Recently, I stopped and talked to a woman named Caroline who lives in the neighborhood to the north of Memorial Park on roughly 54th and Nicholas. This is a neighborhood filled with stately brick Tudor homes and affluent families. It’s like a setting for TV show, it’s so picturesque. I had stopped Caroline as she was walking her dog, and I fawned to her about how much I loved the area. We eventually got to the topic of open windows. That conversation is the reason I’m writing this blog now. Caroline’s husband is an executive. They moved here from Chicago about fifteen years ago. They initially bought a McMansion out near Elkhorn, but they moved to their current area because they felt more at home in the neighborhood. I asked if it was because of all the old homes or the mature trees. “No, I think it was actually all the open windows. The last neighborhood we lived in was all closed off. Nobody ever really knew each other because we never saw each other.” This is a common complaint with many newer neighborhoods that have been built around the idea that we should drive our cars directly into our houses and close the door behind us before retreating to our backyards with privacy fences. Caroline and her husband don’t know all of their neighbors personally, but she says they wave to everyone, often through windows.
I love old houses and old neighborhoods, but I realized that Caroline was right. Homes with open windows seem to change the expression of the neighborhood. There’s got to be some solid psychology that backs this idea, but I couldn’t find it in time to write this blog post. In Minne Lusa, one of my favorite things to see is when a house changes hands and the new family opens windows that I’ve never seen open before. There’s a pair of families that moved onto the Boulevard in the last few years who have started having open windows on houses that used to be so closed. Even without extensive renovation, these homes feel alive in a different way than before. They seem more awake. Maybe its because their eyes are open for the first time in years. If you’re a closed-window type, consider taking on this challenge. I challenge all of you to participate in our own version of the “Open Window Policy”. I challenge you to open at least 50% of your street-facing windows during waking hours for the next three months. It will show your neighbors that this is a place that is open to friends and strangers alike. I’ll be taking part in the challenge. I almost always have my windows open anyway, but you’ll be able to drive by my place and see what shows I’m watching or when I’m sitting down to dinner.
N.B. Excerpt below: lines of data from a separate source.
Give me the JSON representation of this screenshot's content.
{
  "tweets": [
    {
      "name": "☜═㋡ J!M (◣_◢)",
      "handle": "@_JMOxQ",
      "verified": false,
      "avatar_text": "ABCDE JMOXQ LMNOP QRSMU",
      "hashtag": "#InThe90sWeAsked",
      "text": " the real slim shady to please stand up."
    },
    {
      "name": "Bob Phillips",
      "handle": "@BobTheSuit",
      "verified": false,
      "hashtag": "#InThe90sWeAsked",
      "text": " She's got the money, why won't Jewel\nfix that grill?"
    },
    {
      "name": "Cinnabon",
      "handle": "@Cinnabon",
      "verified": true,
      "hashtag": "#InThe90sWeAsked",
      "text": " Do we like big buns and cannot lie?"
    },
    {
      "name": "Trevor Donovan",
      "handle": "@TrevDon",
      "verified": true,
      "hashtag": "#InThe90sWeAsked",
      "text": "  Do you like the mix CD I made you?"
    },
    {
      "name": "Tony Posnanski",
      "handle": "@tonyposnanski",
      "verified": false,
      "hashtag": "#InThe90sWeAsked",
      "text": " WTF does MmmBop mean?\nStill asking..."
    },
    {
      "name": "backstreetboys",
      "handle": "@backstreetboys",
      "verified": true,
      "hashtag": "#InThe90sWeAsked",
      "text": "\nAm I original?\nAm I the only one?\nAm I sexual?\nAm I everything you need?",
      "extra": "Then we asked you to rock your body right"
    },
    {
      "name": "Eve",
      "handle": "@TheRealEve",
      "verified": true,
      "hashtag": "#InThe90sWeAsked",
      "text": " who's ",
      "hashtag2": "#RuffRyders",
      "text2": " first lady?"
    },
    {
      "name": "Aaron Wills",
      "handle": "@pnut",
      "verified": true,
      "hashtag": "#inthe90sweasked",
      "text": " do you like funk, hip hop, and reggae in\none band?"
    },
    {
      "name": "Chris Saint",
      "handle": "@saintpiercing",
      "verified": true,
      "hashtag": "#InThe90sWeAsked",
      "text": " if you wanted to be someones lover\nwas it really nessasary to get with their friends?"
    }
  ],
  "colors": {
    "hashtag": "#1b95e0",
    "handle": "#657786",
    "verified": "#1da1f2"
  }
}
If I see you outside, I’ll even wave to you!
Here’s a couple of articles about treating your home’s eyes the right way:
Heritage Windows: the Eyes of a House
Here’s a Russian take with beautiful pictures
Advocating for the Old Soul: Keeping old windows in your house
Also, for a fun family night, check out Monster House, an animated movie about an anthropomorphic house that was actually a lot of fun to watch. (Probably more intense than most littles can take though, so maybe wait till anyone under 7 has gone to bed.)